When I grew up in Sri Lanka it was a largely rural, mostly vegetarian country. The peasants were vegetarian out of necessity – meat was expensive and refrigeration unavailable. A bit of dried fish was a delicacy used to flavour an unrelenting diet of rice and lentils. However, in London these days it appears that becoming a vegetarian is a rite of passage to adulthood, like puberty. I tried being a vegetarian once for an afternoon and broke out in spots. Meat is a bourgeois global reward of status and achievement. Your food pisses and shits on their food.
I was visiting a temple to carnivores – and perhaps just male ones. I can’t imagine a well brought up woman wanting to eat at a place called Beast. A beast of a bear and a young eastern european beauty with a lilting accent and first world teeth greeted us in the foyer. The bronze statue of the bear is the beast the restaurant’s named after, although confusingly bear is not on the menu. In fact there is no menu. One is fed a giant Norwegian Red King crab and a big slab of aged Nebraskan Black Angus, bookended by cheese and dessert. That’s it. It’s a posh take on surf and turf, that perennial blue collar date dish, at £75 a head (about US$ 125).

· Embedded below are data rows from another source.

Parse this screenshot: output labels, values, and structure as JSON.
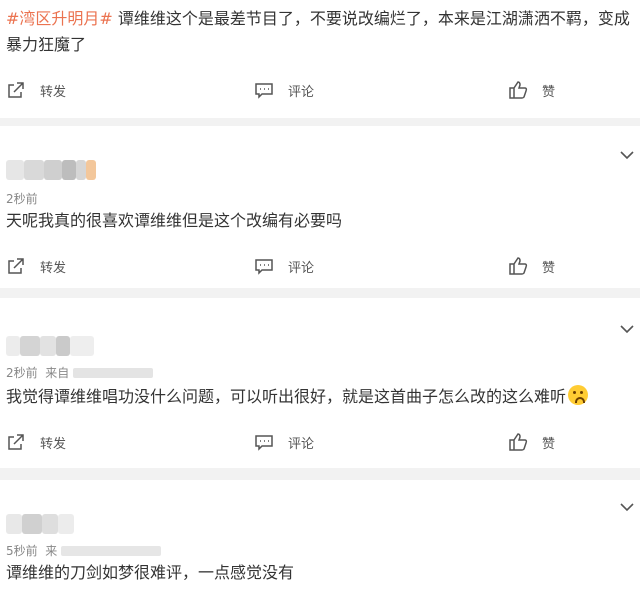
{
  "post1": {
    "hashtag": "#湾区升明月#",
    "text_line1": " 谭维维这个是最差节目了，不要说改编烂了，本来是江湖潇洒不羁，变成",
    "text_line2": "暴力狂魔了",
    "share_label": "转发",
    "comment_label": "评论",
    "like_label": "赞"
  },
  "comments": [
    {
      "time": "2秒前",
      "source": "",
      "text": "天呢我真的很喜欢谭维维但是这个改编有必要吗",
      "share_label": "转发",
      "comment_label": "评论",
      "like_label": "赞"
    },
    {
      "time": "2秒前",
      "source": "来自",
      "text": "我觉得谭维维唱功没什么问题，可以听出很好，就是这首曲子怎么改的这么难听",
      "share_label": "转发",
      "comment_label": "评论",
      "like_label": "赞"
    },
    {
      "time": "5秒前",
      "source": "来",
      "text": "谭维维的刀剑如梦很难评，一点感觉没有"
    }
  ],
  "colors": {
    "hashtag": "#eb7350",
    "separator": "#f2f2f2",
    "meta_text": "#888888"
  },
  "icons": [
    "share-icon",
    "comment-icon",
    "like-icon",
    "chevron-down-icon",
    "crying-emoji-icon"
  ]
}
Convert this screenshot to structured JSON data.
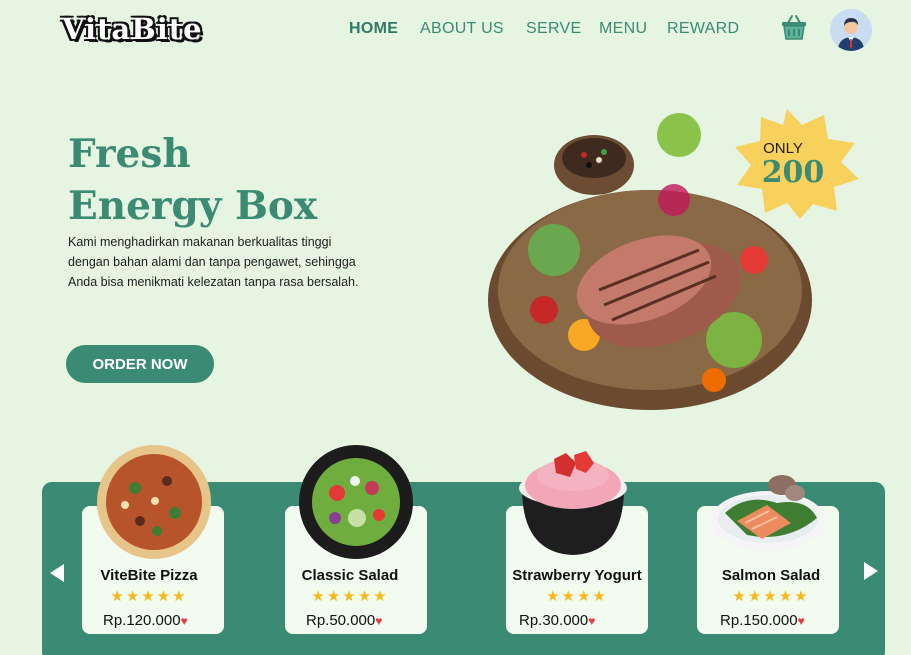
{
  "brand": {
    "logo_text": "VitaBite"
  },
  "nav": {
    "items": [
      "HOME",
      "ABOUT US",
      "SERVE",
      "MENU",
      "REWARD"
    ],
    "active": "HOME"
  },
  "icons": {
    "cart": "shopping-basket-icon",
    "user": "user-avatar-icon",
    "prev": "arrow-left-icon",
    "next": "arrow-right-icon",
    "heart": "heart-icon",
    "star": "star-icon"
  },
  "hero": {
    "title_line1": "Fresh",
    "title_line2": "Energy Box",
    "description": "Kami menghadirkan makanan berkualitas tinggi dengan bahan alami dan tanpa pengawet, sehingga Anda bisa menikmati kelezatan tanpa rasa bersalah.",
    "cta_label": "ORDER NOW",
    "badge_only": "ONLY",
    "badge_number": "200"
  },
  "products": [
    {
      "name": "ViteBite Pizza",
      "rating": 5,
      "stars": "★★★★★",
      "price": "Rp.120.000"
    },
    {
      "name": "Classic Salad",
      "rating": 5,
      "stars": "★★★★★",
      "price": "Rp.50.000"
    },
    {
      "name": "Strawberry Yogurt",
      "rating": 4,
      "stars": "★★★★",
      "price": "Rp.30.000"
    },
    {
      "name": "Salmon Salad",
      "rating": 5,
      "stars": "★★★★★",
      "price": "Rp.150.000"
    }
  ],
  "colors": {
    "background": "#e6f5e2",
    "primary": "#3b8a73",
    "card": "#f2fbef",
    "star": "#f6b91a",
    "heart": "#e53946",
    "badge": "#f7d15c"
  }
}
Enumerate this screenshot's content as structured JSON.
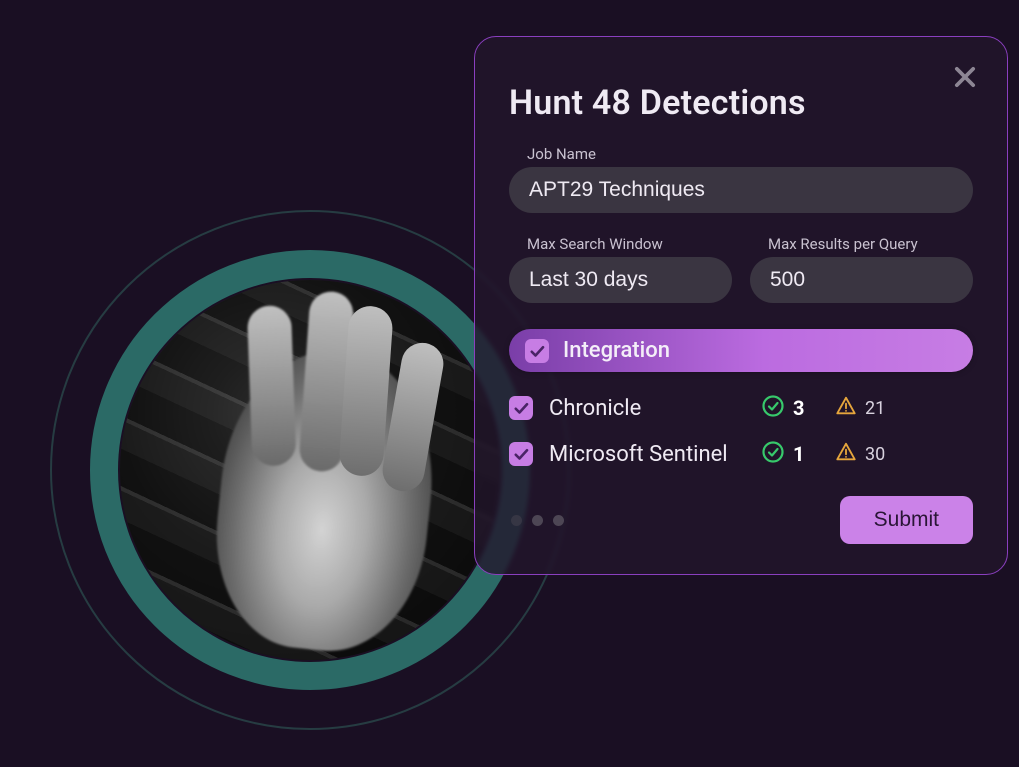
{
  "modal": {
    "title": "Hunt 48 Detections",
    "fields": {
      "job_name": {
        "label": "Job Name",
        "value": "APT29 Techniques"
      },
      "max_window": {
        "label": "Max Search Window",
        "value": "Last 30 days"
      },
      "max_results": {
        "label": "Max Results per Query",
        "value": "500"
      }
    },
    "integration_label": "Integration",
    "integrations": [
      {
        "name": "Chronicle",
        "checked": true,
        "success": "3",
        "warn": "21"
      },
      {
        "name": "Microsoft Sentinel",
        "checked": true,
        "success": "1",
        "warn": "30"
      }
    ],
    "submit_label": "Submit"
  }
}
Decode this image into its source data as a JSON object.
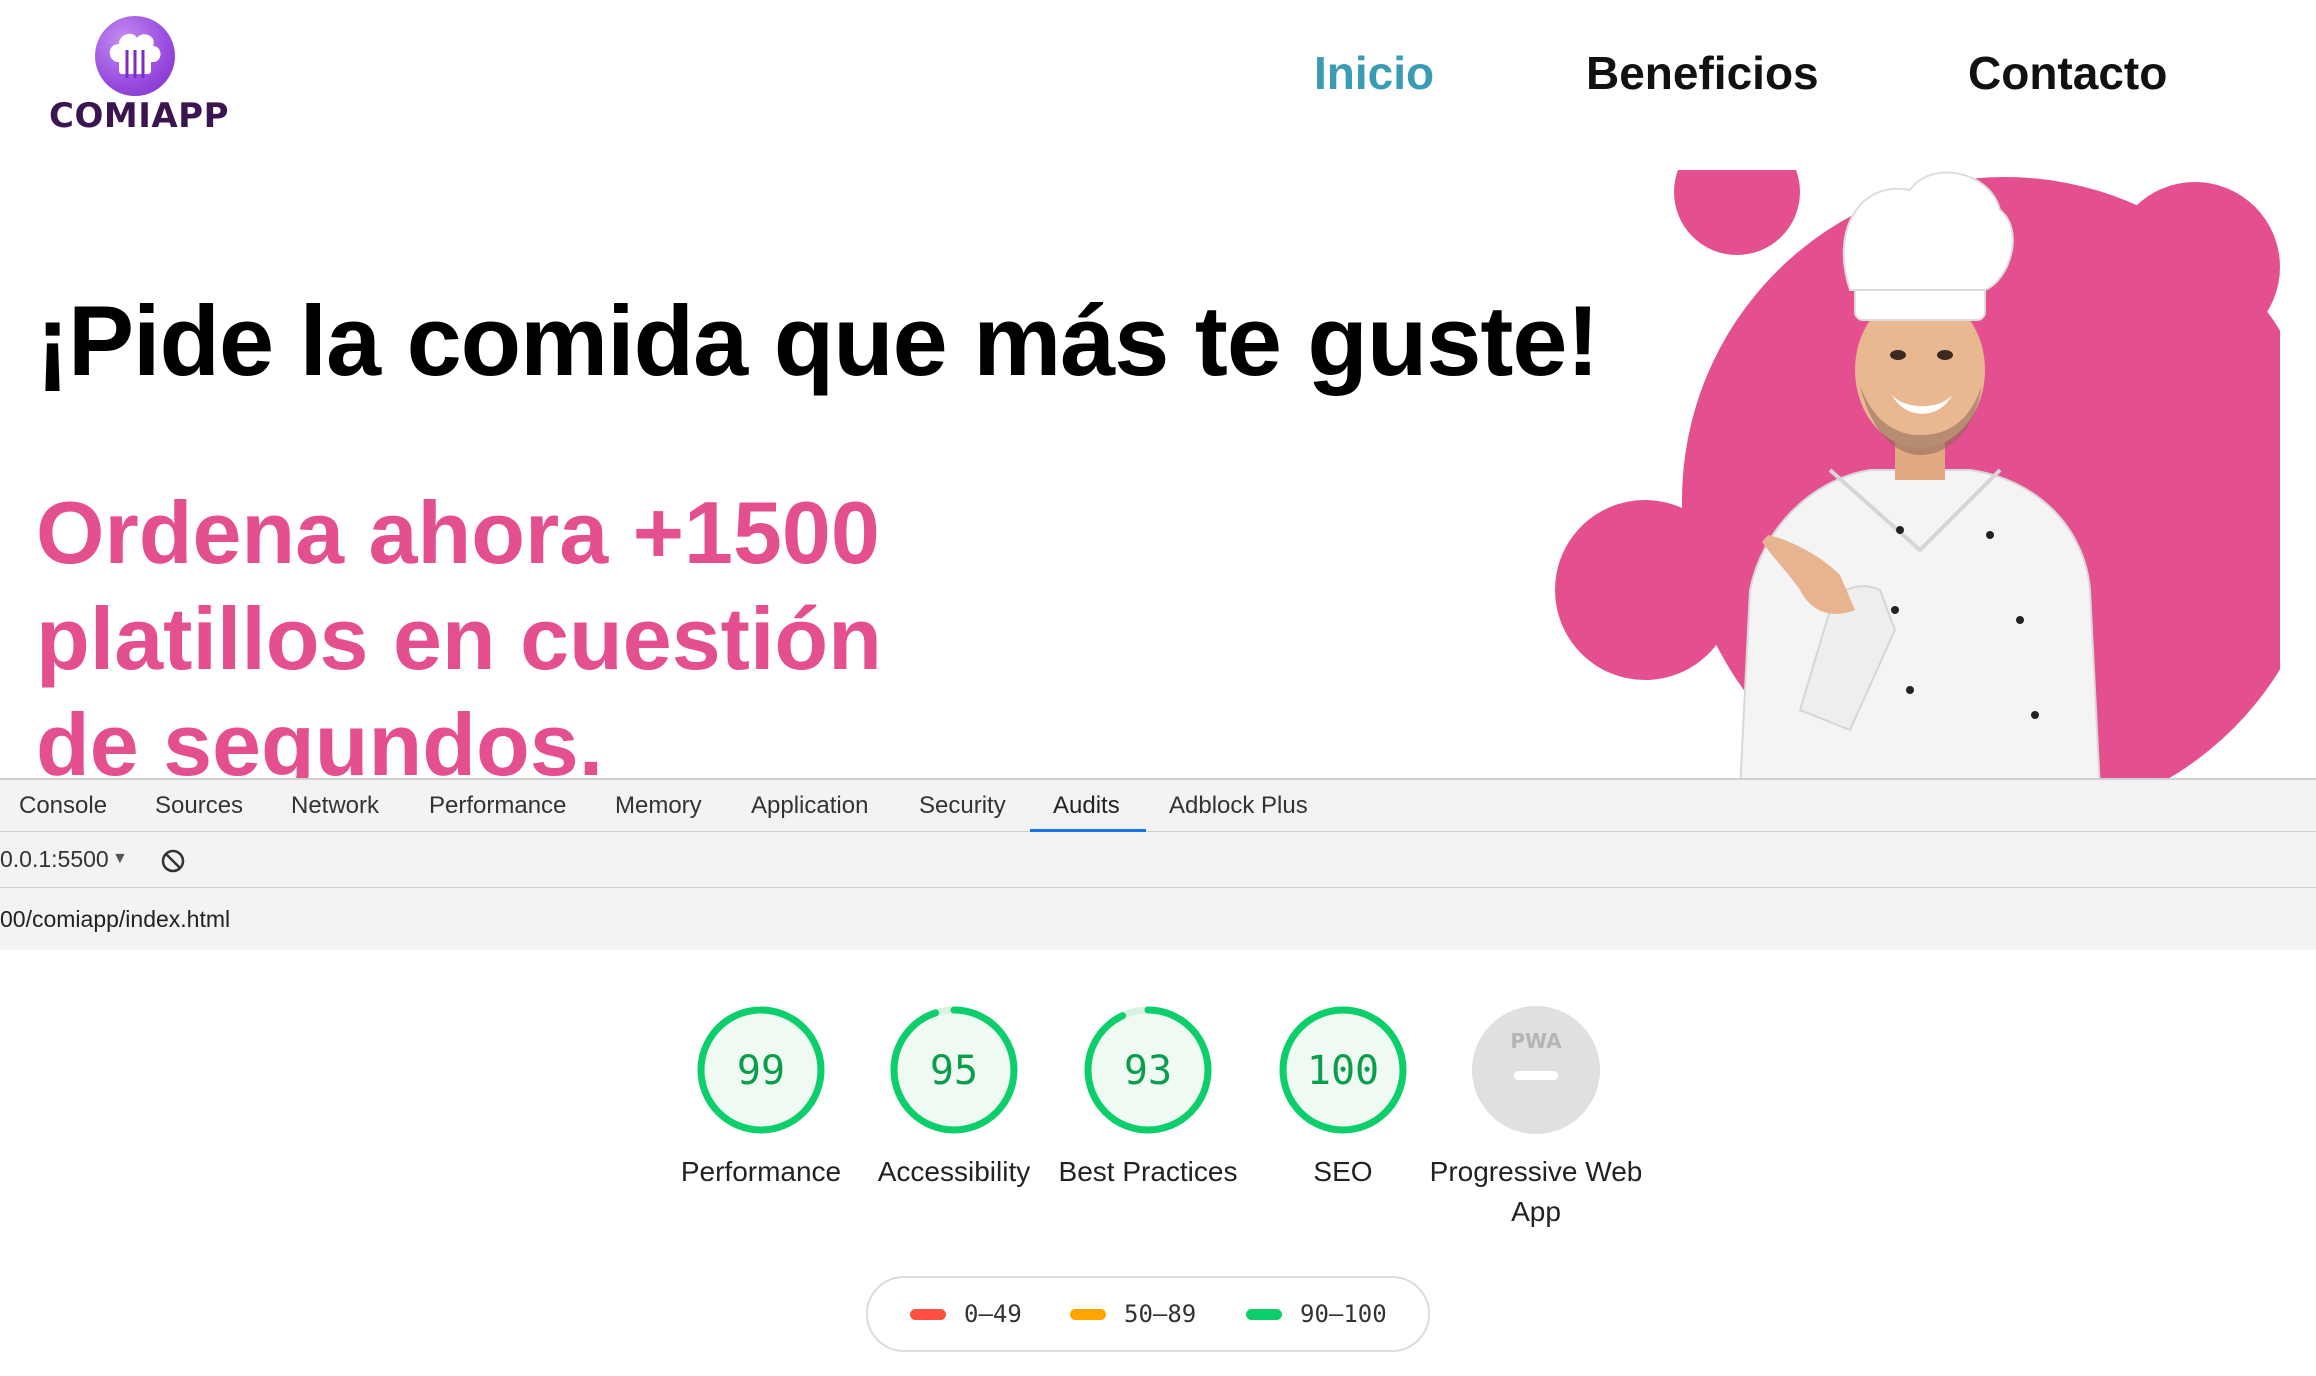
{
  "site": {
    "logo_text": "COMIAPP",
    "nav": [
      "Inicio",
      "Beneficios",
      "Contacto"
    ],
    "hero_title": "¡Pide la comida que más te guste!",
    "hero_subtitle_lines": [
      "Ordena ahora +1500",
      "platillos en cuestión",
      "de segundos."
    ],
    "colors": {
      "accent_pink": "#e4508f",
      "nav_active": "#3a9bb4",
      "logo_purple": "#9b4fe0"
    }
  },
  "devtools": {
    "tabs": [
      "Console",
      "Sources",
      "Network",
      "Performance",
      "Memory",
      "Application",
      "Security",
      "Audits",
      "Adblock Plus"
    ],
    "active_tab": "Audits",
    "host": "0.0.1:5500",
    "url": "00/comiapp/index.html",
    "clear_icon": "block-icon"
  },
  "audits": {
    "categories": [
      {
        "label": "Performance",
        "score": "99",
        "fraction": 0.99,
        "color": "#0cce6b"
      },
      {
        "label": "Accessibility",
        "score": "95",
        "fraction": 0.95,
        "color": "#0cce6b"
      },
      {
        "label": "Best Practices",
        "score": "93",
        "fraction": 0.93,
        "color": "#0cce6b"
      },
      {
        "label": "SEO",
        "score": "100",
        "fraction": 1.0,
        "color": "#0cce6b"
      },
      {
        "label": "Progressive Web App",
        "score": "PWA",
        "fraction": 0,
        "color": "#cccccc"
      }
    ],
    "legend": [
      {
        "range": "0–49",
        "color": "#ff4e42"
      },
      {
        "range": "50–89",
        "color": "#ffa400"
      },
      {
        "range": "90–100",
        "color": "#0cce6b"
      }
    ]
  }
}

The bear in Beast is Russian. Some nice chaps from the former Soviet Union came to London and opened a bunch of restaurants celebrating the food they didn’t have as children. Beast is run by the same Russian team behind Goodman’s steak restaurant and the fast food chain Burger & Lobster (see my review here: Surf ‘n Turf, Damien Hirst and Winston Churchill’s Mother).
Stepping off the lift one is confronted by a glass fronted illuminated refrigerator holding massive cuts of beef and salt blocks. Next to it is a tank full of enormous Norwegian Red Crab, each the size of a man’s head. Open for less than a month the restaurant was mostly empty at lunch. The main room has three long tables running its length – this is a communal dining experience. Twosomes sit abreast of each other, foursomes across from each other. The candelabra adorned tables looked like they were set up for a wedding feast. Not that you would bring a date here – this is not a room for quiet conversation. This is a space for eating vast quantities of food and quaffing expensive wine (I couldn’t find much for less than £100 a bottle).
The bar serves a straightforward menu of cocktail standards – Bloody Marys, martinis, daiquiris etc – good but unexceptional. I was with the Naked Cyclist (his family members allegedly cycle naked through London). An animated discussion with the wine waiter on which wine works best with steak and crab led inevitably to us ordering a bottle of red and a bottle of white. Lunch lasted almost four hours. We started with a quarter wheel of parmesan accompanied by artichokes and pickled vegetables – one picks at this, mindful of what is to follow. Brits don’t have much fondness for US steak which tends to be corn fed and tasteless. Our rib eye was perfectly cooked, juicy and flavourful – although much of the flavour came from chargrilling. The crab was sweet, rich and plentiful. Seasonal sides included delicious heritage tomatoes, green salad and asparagus. Dessert was a double act of cheesecake and a lemon mousse. We finished with a couple of well made espresso martinis – frothy with a depth of flavour and not too much sweetness.
So what’s the verdict? This is a concept restaurant without the need for expensive chefs – denizens of the former Soviet republics probably excel at boiling water and lighting grills. The value is in the ingredients, not the cooking. Having said that, the Beast delivered on its premise. We enjoyed our meal. The service was friendly, attentive and slick. We didn’t mind the communal experience given that the restaurant was mostly empty. Would we like to share a meal with a roomful of Hoorah Henry’s and the womenfolk they attract or rent? More than most, your neighbours at the dining table at Beast will effect your eating experience. Fortunately your chances of being seated next to a vegetarian are slim.
MORE BEEF : Check out Martini Mandate’s top 5 steak restaurants in London